Doctor of Philosophy
School of Earth and Environmental Sciences
Assessing sediment production and transfer on a range of time and spatial scales is indispensable to understand Earth's surface dynamics and landscape evolution processes. Linking and quantifying these processes from erosional source areas through to depositional sinks is crucial to apprehend down-system signal propagation and modification. Cosmogenic nuclide analyses have proven incredibly useful to investigate a variety of geomorpic landforms and processes along such sediment conveyors on 103-106 year timescales, but have to date largely focused on steep landscapes.

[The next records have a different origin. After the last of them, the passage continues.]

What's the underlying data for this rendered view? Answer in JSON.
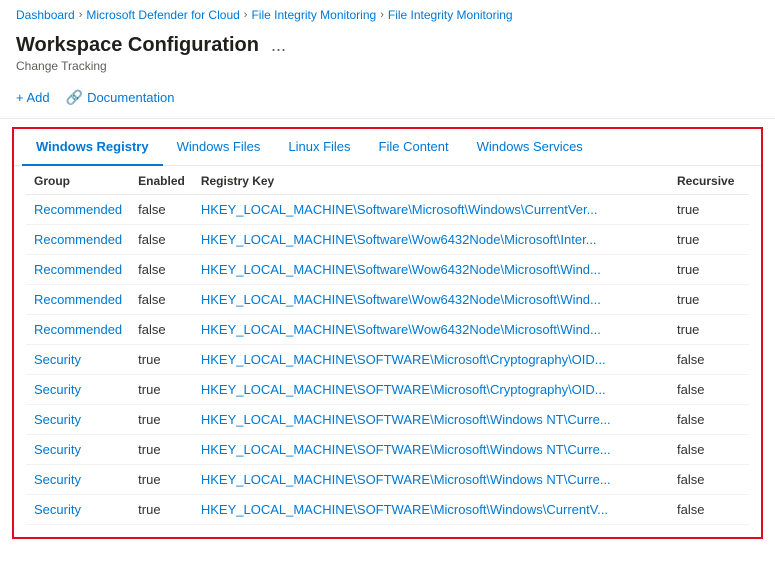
{
  "breadcrumb": {
    "items": [
      {
        "label": "Dashboard",
        "link": true
      },
      {
        "label": "Microsoft Defender for Cloud",
        "link": true
      },
      {
        "label": "File Integrity Monitoring",
        "link": true
      },
      {
        "label": "File Integrity Monitoring",
        "link": true
      }
    ]
  },
  "header": {
    "title": "Workspace Configuration",
    "ellipsis": "...",
    "subtitle": "Change Tracking"
  },
  "toolbar": {
    "add_label": "+ Add",
    "documentation_label": "Documentation"
  },
  "tabs": [
    {
      "label": "Windows Registry",
      "active": true
    },
    {
      "label": "Windows Files",
      "active": false
    },
    {
      "label": "Linux Files",
      "active": false
    },
    {
      "label": "File Content",
      "active": false
    },
    {
      "label": "Windows Services",
      "active": false
    }
  ],
  "table": {
    "columns": [
      "Group",
      "Enabled",
      "Registry Key",
      "Recursive"
    ],
    "rows": [
      {
        "group": "Recommended",
        "enabled": "false",
        "key": "HKEY_LOCAL_MACHINE\\Software\\Microsoft\\Windows\\CurrentVer...",
        "recursive": "true"
      },
      {
        "group": "Recommended",
        "enabled": "false",
        "key": "HKEY_LOCAL_MACHINE\\Software\\Wow6432Node\\Microsoft\\Inter...",
        "recursive": "true"
      },
      {
        "group": "Recommended",
        "enabled": "false",
        "key": "HKEY_LOCAL_MACHINE\\Software\\Wow6432Node\\Microsoft\\Wind...",
        "recursive": "true"
      },
      {
        "group": "Recommended",
        "enabled": "false",
        "key": "HKEY_LOCAL_MACHINE\\Software\\Wow6432Node\\Microsoft\\Wind...",
        "recursive": "true"
      },
      {
        "group": "Recommended",
        "enabled": "false",
        "key": "HKEY_LOCAL_MACHINE\\Software\\Wow6432Node\\Microsoft\\Wind...",
        "recursive": "true"
      },
      {
        "group": "Security",
        "enabled": "true",
        "key": "HKEY_LOCAL_MACHINE\\SOFTWARE\\Microsoft\\Cryptography\\OID...",
        "recursive": "false"
      },
      {
        "group": "Security",
        "enabled": "true",
        "key": "HKEY_LOCAL_MACHINE\\SOFTWARE\\Microsoft\\Cryptography\\OID...",
        "recursive": "false"
      },
      {
        "group": "Security",
        "enabled": "true",
        "key": "HKEY_LOCAL_MACHINE\\SOFTWARE\\Microsoft\\Windows NT\\Curre...",
        "recursive": "false"
      },
      {
        "group": "Security",
        "enabled": "true",
        "key": "HKEY_LOCAL_MACHINE\\SOFTWARE\\Microsoft\\Windows NT\\Curre...",
        "recursive": "false"
      },
      {
        "group": "Security",
        "enabled": "true",
        "key": "HKEY_LOCAL_MACHINE\\SOFTWARE\\Microsoft\\Windows NT\\Curre...",
        "recursive": "false"
      },
      {
        "group": "Security",
        "enabled": "true",
        "key": "HKEY_LOCAL_MACHINE\\SOFTWARE\\Microsoft\\Windows\\CurrentV...",
        "recursive": "false"
      }
    ]
  }
}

This thesis utilises cosmogenic 10Be and 26Al abundances, measured in exposed bedrock, hillslope soils, and modern stream sediments, to investigate and link sediment production mechanisms and transfer dynamics in three post-orogenic, low-relief catchments (Finke, Macumba, Neales) covering >100,000 km2 of the Eyre Basin in arid central Australia.

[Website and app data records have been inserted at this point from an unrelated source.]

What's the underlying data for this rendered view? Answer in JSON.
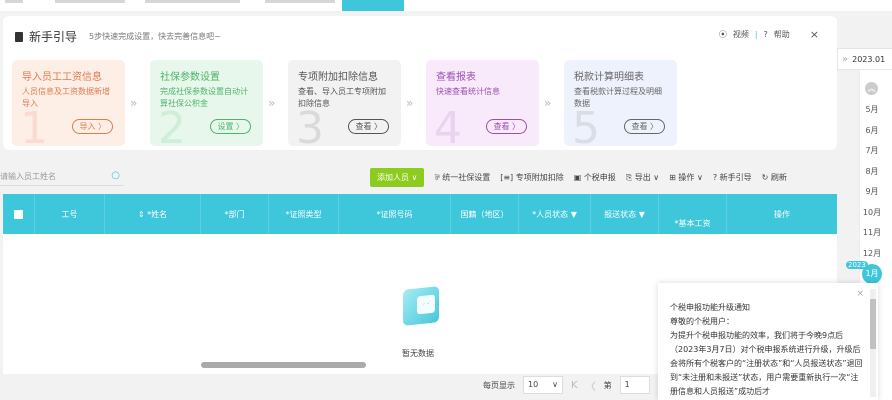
{
  "guide": {
    "title": "新手引导",
    "subtitle": "5步快速完成设置，快去完善信息吧~",
    "video": "视频",
    "help": "帮助",
    "close": "×",
    "cards": [
      {
        "num": "1",
        "title": "导入员工工资信息",
        "desc": "人员信息及工资数据新增导入",
        "button": "导入 〉",
        "color": "#e07b4f",
        "bg": "#fdeee6"
      },
      {
        "num": "2",
        "title": "社保参数设置",
        "desc": "完成社保参数设置自动计算社保公积金",
        "button": "设置 〉",
        "color": "#4db36a",
        "bg": "#e8f7ec"
      },
      {
        "num": "3",
        "title": "专项附加扣除信息",
        "desc": "查看、导入员工专项附加扣除信息",
        "button": "查看 〉",
        "color": "#555555",
        "bg": "#f2f2f2"
      },
      {
        "num": "4",
        "title": "查看报表",
        "desc": "快速查看统计信息",
        "button": "查看 〉",
        "color": "#9b4fb5",
        "bg": "#f8eafb"
      },
      {
        "num": "5",
        "title": "税款计算明细表",
        "desc": "查看税款计算过程及明细数据",
        "button": "查看 〉",
        "color": "#666666",
        "bg": "#eef2fc"
      }
    ]
  },
  "search": {
    "placeholder": "请输入员工姓名"
  },
  "toolbar": {
    "add": "添加人员 ∨",
    "social": "统一社保设置",
    "special": "专项附加扣除",
    "declare": "个税申报",
    "export": "导出 ∨",
    "ops": "操作 ∨",
    "guide": "新手引导",
    "refresh": "刷新"
  },
  "table": {
    "headers": [
      "工号",
      "*姓名",
      "*部门",
      "*证照类型",
      "*证照号码",
      "国籍（地区）",
      "*人员状态",
      "报送状态",
      "*基本工资",
      "操作"
    ],
    "empty": "暂无数据"
  },
  "pager": {
    "per_page_label": "每页显示",
    "per_page": "10",
    "page_label": "第",
    "page": "1"
  },
  "sidebar": {
    "date": "2023.01",
    "months": [
      "5月",
      "6月",
      "7月",
      "8月",
      "9月",
      "10月",
      "11月",
      "12月"
    ],
    "current_year": "2023",
    "current_month": "1月"
  },
  "notice": {
    "lines": [
      "个税申报功能升级通知",
      "尊敬的个税用户：",
      "为提升个税申报功能的效率，我们将于今晚9点后（2023年3月7日）对个税申报系统进行升级，升级后会将所有个税客户的“注册状态”和“人员报送状态”退回到“未注册和未报送”状态，用户需要重新执行一次“注册信息和人员报送”成功后才"
    ]
  },
  "colors": {
    "accent": "#3ec6da",
    "add": "#8ccc1e"
  }
}
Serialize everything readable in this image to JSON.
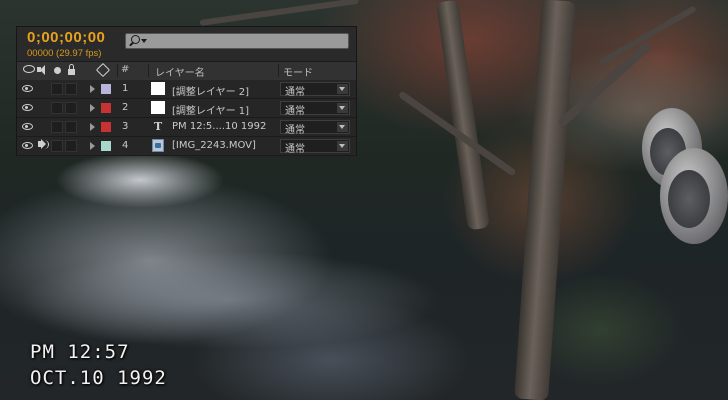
{
  "timeline": {
    "timecode": "0;00;00;00",
    "frame_rate": "00000 (29.97 fps)",
    "search": {
      "value": "",
      "icon": "search-icon"
    }
  },
  "columns": {
    "number": "#",
    "layer_name": "レイヤー名",
    "mode": "モード"
  },
  "layers": [
    {
      "index": "1",
      "name": "[調整レイヤー 2]",
      "label_color": "#b8b6d8",
      "audio": false,
      "type": "adjustment",
      "mode": "通常"
    },
    {
      "index": "2",
      "name": "[調整レイヤー 1]",
      "label_color": "#c83232",
      "audio": false,
      "type": "adjustment",
      "mode": "通常"
    },
    {
      "index": "3",
      "name": "PM 12:5....10 1992",
      "label_color": "#c83232",
      "audio": false,
      "type": "text",
      "mode": "通常"
    },
    {
      "index": "4",
      "name": "[IMG_2243.MOV]",
      "label_color": "#a8d8cc",
      "audio": true,
      "type": "footage",
      "mode": "通常"
    }
  ],
  "overlay": {
    "time": "PM 12:57",
    "date": "OCT.10 1992"
  },
  "colors": {
    "timecode": "#e6a21f",
    "panel_bg": "#2a2a2a"
  }
}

Struck, Martin, Investigating the sediment conveyor in arid Australia with cosmogenic nuclides, Doctor of Philosophy thesis, School of Earth and Environmental Sciences, University of Wollongong, 2018. https://ro.uow.edu.au/theses1/372

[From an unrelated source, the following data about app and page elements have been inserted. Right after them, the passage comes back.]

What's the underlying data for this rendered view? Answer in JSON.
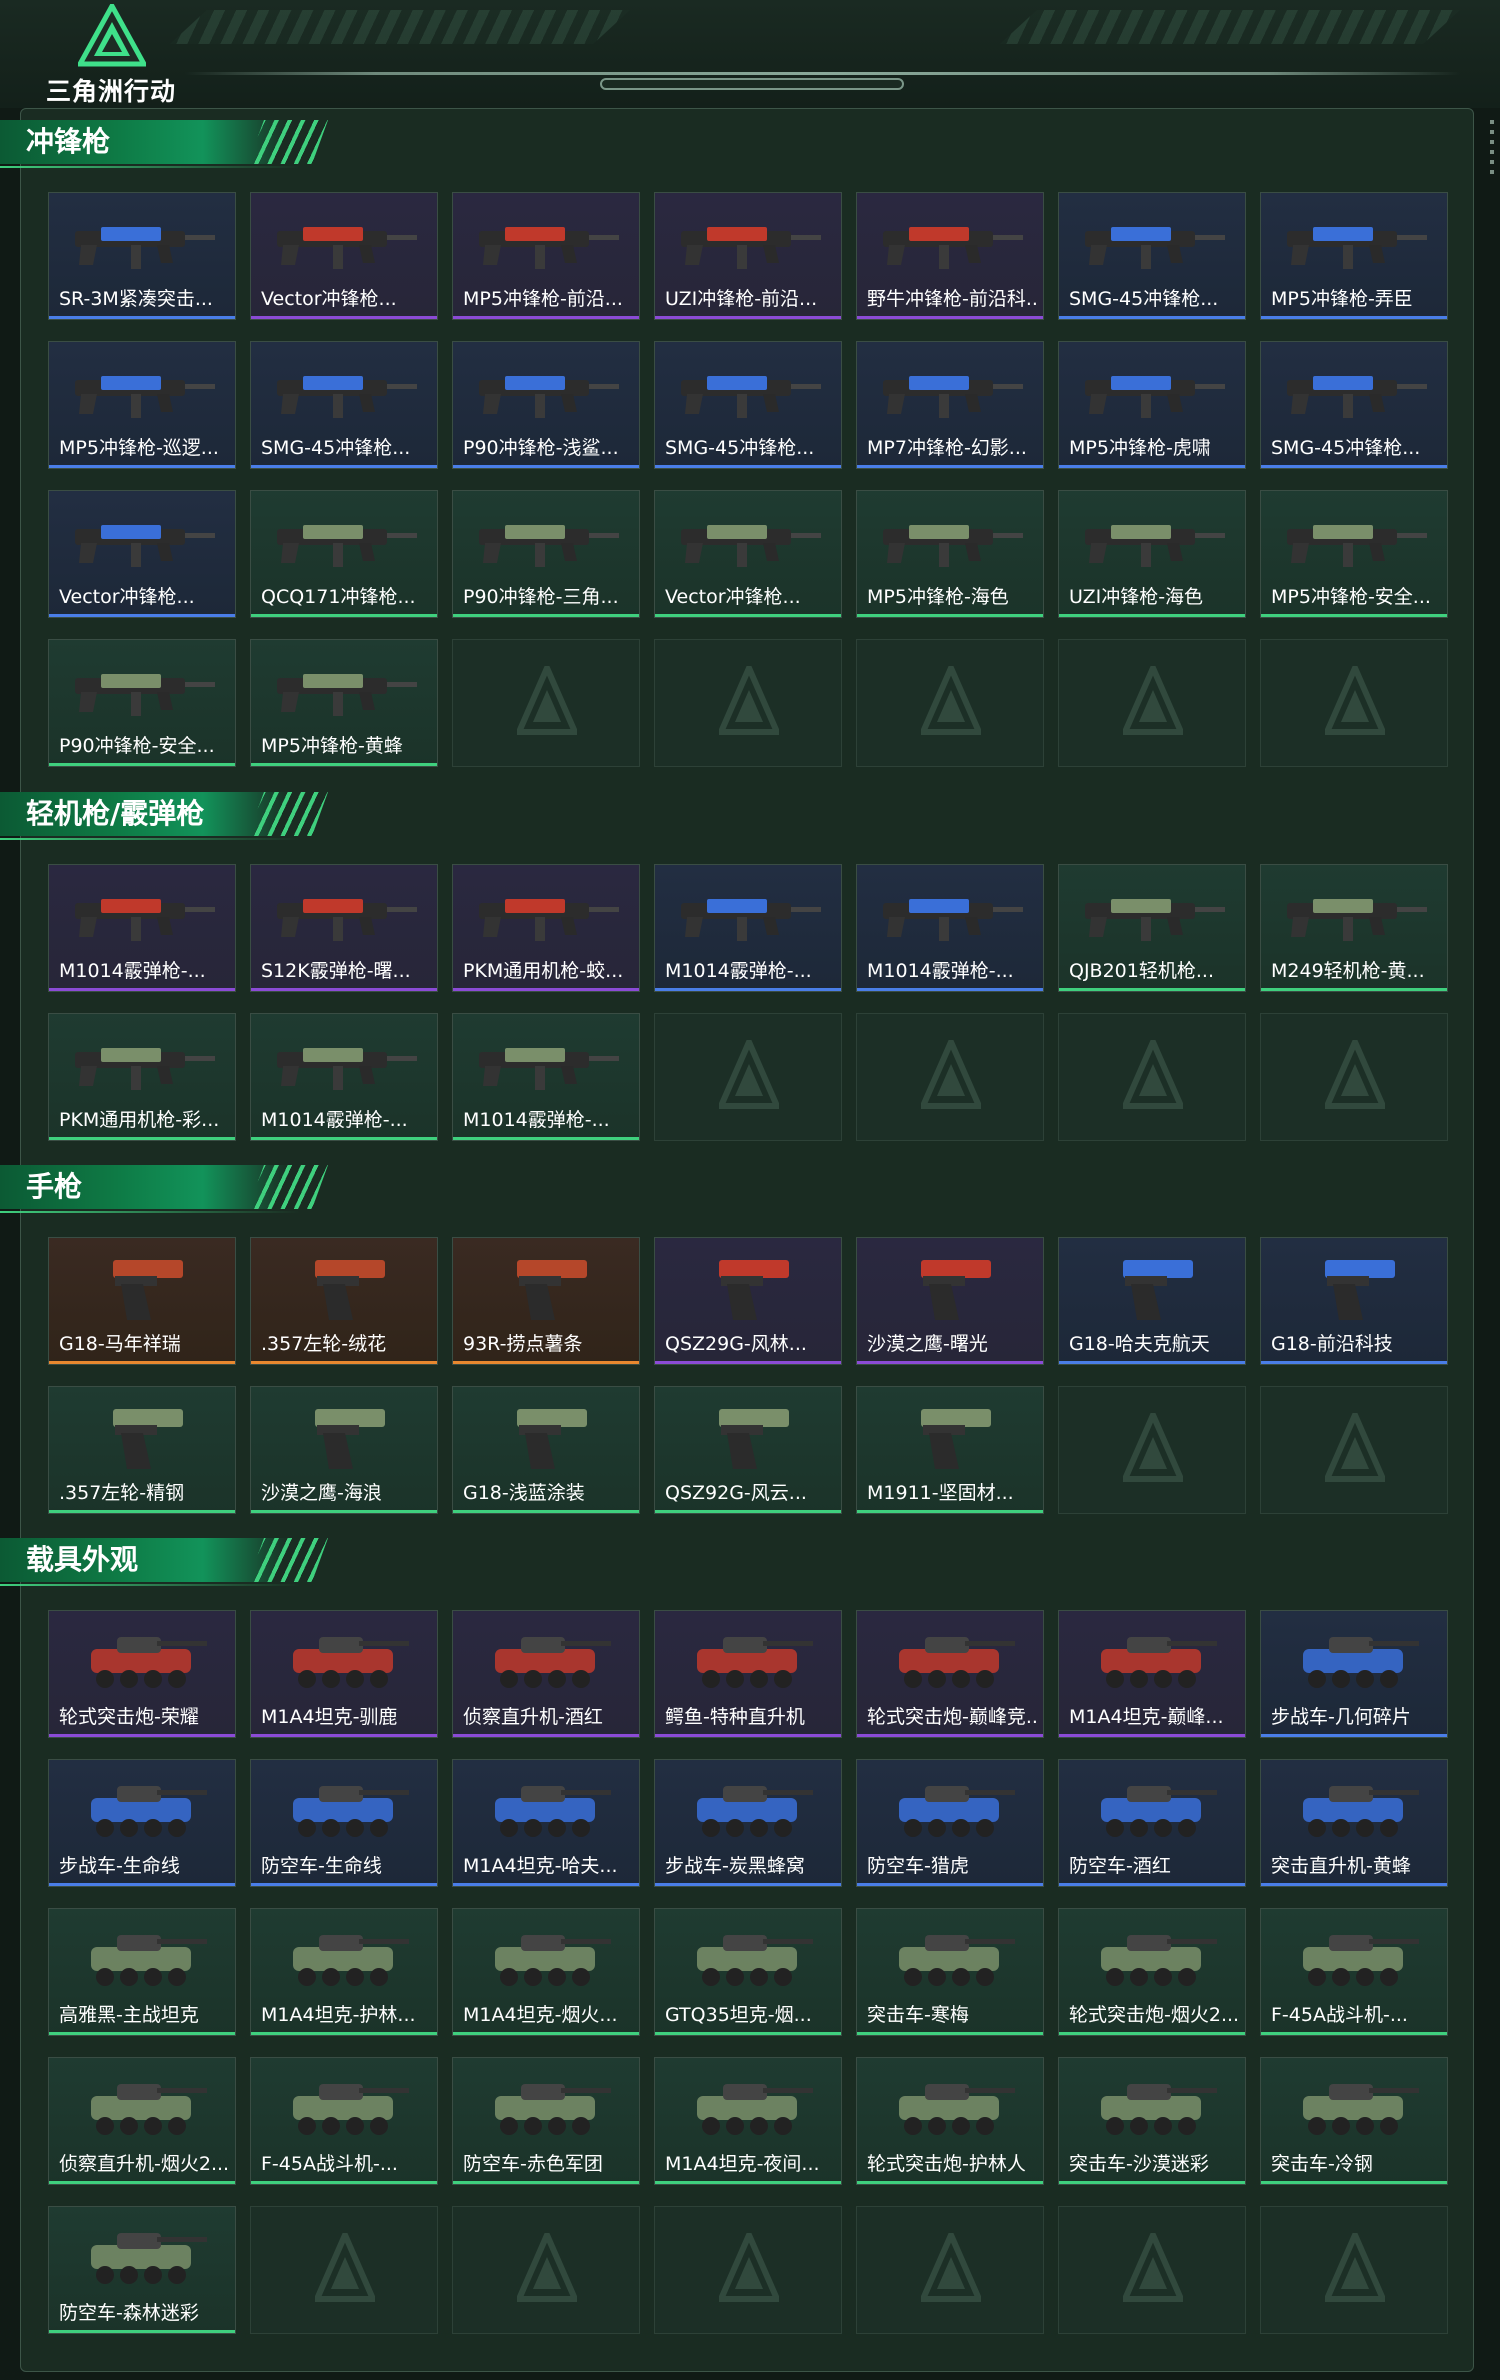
{
  "app": {
    "logo_text": "三角洲行动"
  },
  "colors": {
    "rare_purple": "#8b4bd6",
    "uncommon_green": "#3fd07e",
    "legend_orange": "#e8882f",
    "epic_blue": "#4a7ee8",
    "accent": "#12935a"
  },
  "sections": [
    {
      "title": "冲锋枪",
      "icon": "submachine-gun-icon",
      "items": [
        {
          "label": "SR-3M紧凑突击...",
          "rarity": "blue"
        },
        {
          "label": "Vector冲锋枪...",
          "rarity": "purple"
        },
        {
          "label": "MP5冲锋枪-前沿...",
          "rarity": "purple"
        },
        {
          "label": "UZI冲锋枪-前沿...",
          "rarity": "purple"
        },
        {
          "label": "野牛冲锋枪-前沿科...",
          "rarity": "purple"
        },
        {
          "label": "SMG-45冲锋枪...",
          "rarity": "blue"
        },
        {
          "label": "MP5冲锋枪-弄臣",
          "rarity": "blue"
        },
        {
          "label": "MP5冲锋枪-巡逻...",
          "rarity": "blue"
        },
        {
          "label": "SMG-45冲锋枪...",
          "rarity": "blue"
        },
        {
          "label": "P90冲锋枪-浅鲨...",
          "rarity": "blue"
        },
        {
          "label": "SMG-45冲锋枪...",
          "rarity": "blue"
        },
        {
          "label": "MP7冲锋枪-幻影...",
          "rarity": "blue"
        },
        {
          "label": "MP5冲锋枪-虎啸",
          "rarity": "blue"
        },
        {
          "label": "SMG-45冲锋枪...",
          "rarity": "blue"
        },
        {
          "label": "Vector冲锋枪...",
          "rarity": "blue"
        },
        {
          "label": "QCQ171冲锋枪...",
          "rarity": "green"
        },
        {
          "label": "P90冲锋枪-三角...",
          "rarity": "green"
        },
        {
          "label": "Vector冲锋枪...",
          "rarity": "green"
        },
        {
          "label": "MP5冲锋枪-海色",
          "rarity": "green"
        },
        {
          "label": "UZI冲锋枪-海色",
          "rarity": "green"
        },
        {
          "label": "MP5冲锋枪-安全...",
          "rarity": "green"
        },
        {
          "label": "P90冲锋枪-安全...",
          "rarity": "green"
        },
        {
          "label": "MP5冲锋枪-黄蜂",
          "rarity": "green"
        }
      ],
      "slots": 28
    },
    {
      "title": "轻机枪/霰弹枪",
      "icon": "light-machine-gun-icon",
      "items": [
        {
          "label": "M1014霰弹枪-...",
          "rarity": "purple"
        },
        {
          "label": "S12K霰弹枪-曙...",
          "rarity": "purple"
        },
        {
          "label": "PKM通用机枪-蛟...",
          "rarity": "purple"
        },
        {
          "label": "M1014霰弹枪-...",
          "rarity": "blue"
        },
        {
          "label": "M1014霰弹枪-...",
          "rarity": "blue"
        },
        {
          "label": "QJB201轻机枪...",
          "rarity": "green"
        },
        {
          "label": "M249轻机枪-黄...",
          "rarity": "green"
        },
        {
          "label": "PKM通用机枪-彩...",
          "rarity": "green"
        },
        {
          "label": "M1014霰弹枪-...",
          "rarity": "green"
        },
        {
          "label": "M1014霰弹枪-...",
          "rarity": "green"
        }
      ],
      "slots": 14
    },
    {
      "title": "手枪",
      "icon": "pistol-icon",
      "items": [
        {
          "label": "G18-马年祥瑞",
          "rarity": "orange"
        },
        {
          "label": ".357左轮-绒花",
          "rarity": "orange"
        },
        {
          "label": "93R-捞点薯条",
          "rarity": "orange"
        },
        {
          "label": "QSZ29G-风林...",
          "rarity": "purple"
        },
        {
          "label": "沙漠之鹰-曙光",
          "rarity": "purple"
        },
        {
          "label": "G18-哈夫克航天",
          "rarity": "blue"
        },
        {
          "label": "G18-前沿科技",
          "rarity": "blue"
        },
        {
          "label": ".357左轮-精钢",
          "rarity": "green"
        },
        {
          "label": "沙漠之鹰-海浪",
          "rarity": "green"
        },
        {
          "label": "G18-浅蓝涂装",
          "rarity": "green"
        },
        {
          "label": "QSZ92G-风云...",
          "rarity": "green"
        },
        {
          "label": "M1911-坚固材...",
          "rarity": "green"
        }
      ],
      "slots": 14
    },
    {
      "title": "载具外观",
      "icon": "vehicle-icon",
      "items": [
        {
          "label": "轮式突击炮-荣耀",
          "rarity": "purple"
        },
        {
          "label": "M1A4坦克-驯鹿",
          "rarity": "purple"
        },
        {
          "label": "侦察直升机-酒红",
          "rarity": "purple"
        },
        {
          "label": "鳄鱼-特种直升机",
          "rarity": "purple"
        },
        {
          "label": "轮式突击炮-巅峰竞...",
          "rarity": "purple"
        },
        {
          "label": "M1A4坦克-巅峰...",
          "rarity": "purple"
        },
        {
          "label": "步战车-几何碎片",
          "rarity": "blue"
        },
        {
          "label": "步战车-生命线",
          "rarity": "blue"
        },
        {
          "label": "防空车-生命线",
          "rarity": "blue"
        },
        {
          "label": "M1A4坦克-哈夫...",
          "rarity": "blue"
        },
        {
          "label": "步战车-炭黑蜂窝",
          "rarity": "blue"
        },
        {
          "label": "防空车-猎虎",
          "rarity": "blue"
        },
        {
          "label": "防空车-酒红",
          "rarity": "blue"
        },
        {
          "label": "突击直升机-黄蜂",
          "rarity": "blue"
        },
        {
          "label": "高雅黑-主战坦克",
          "rarity": "green"
        },
        {
          "label": "M1A4坦克-护林...",
          "rarity": "green"
        },
        {
          "label": "M1A4坦克-烟火...",
          "rarity": "green"
        },
        {
          "label": "GTQ35坦克-烟...",
          "rarity": "green"
        },
        {
          "label": "突击车-寒梅",
          "rarity": "green"
        },
        {
          "label": "轮式突击炮-烟火2...",
          "rarity": "green"
        },
        {
          "label": "F-45A战斗机-...",
          "rarity": "green"
        },
        {
          "label": "侦察直升机-烟火2...",
          "rarity": "green"
        },
        {
          "label": "F-45A战斗机-...",
          "rarity": "green"
        },
        {
          "label": "防空车-赤色军团",
          "rarity": "green"
        },
        {
          "label": "M1A4坦克-夜间...",
          "rarity": "green"
        },
        {
          "label": "轮式突击炮-护林人",
          "rarity": "green"
        },
        {
          "label": "突击车-沙漠迷彩",
          "rarity": "green"
        },
        {
          "label": "突击车-冷钢",
          "rarity": "green"
        },
        {
          "label": "防空车-森林迷彩",
          "rarity": "green"
        }
      ],
      "slots": 35
    }
  ]
}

Unless otherwise indicated, the views expressed in this thesis are those of the author and do not necessarily represent the views of the University of Wollongong.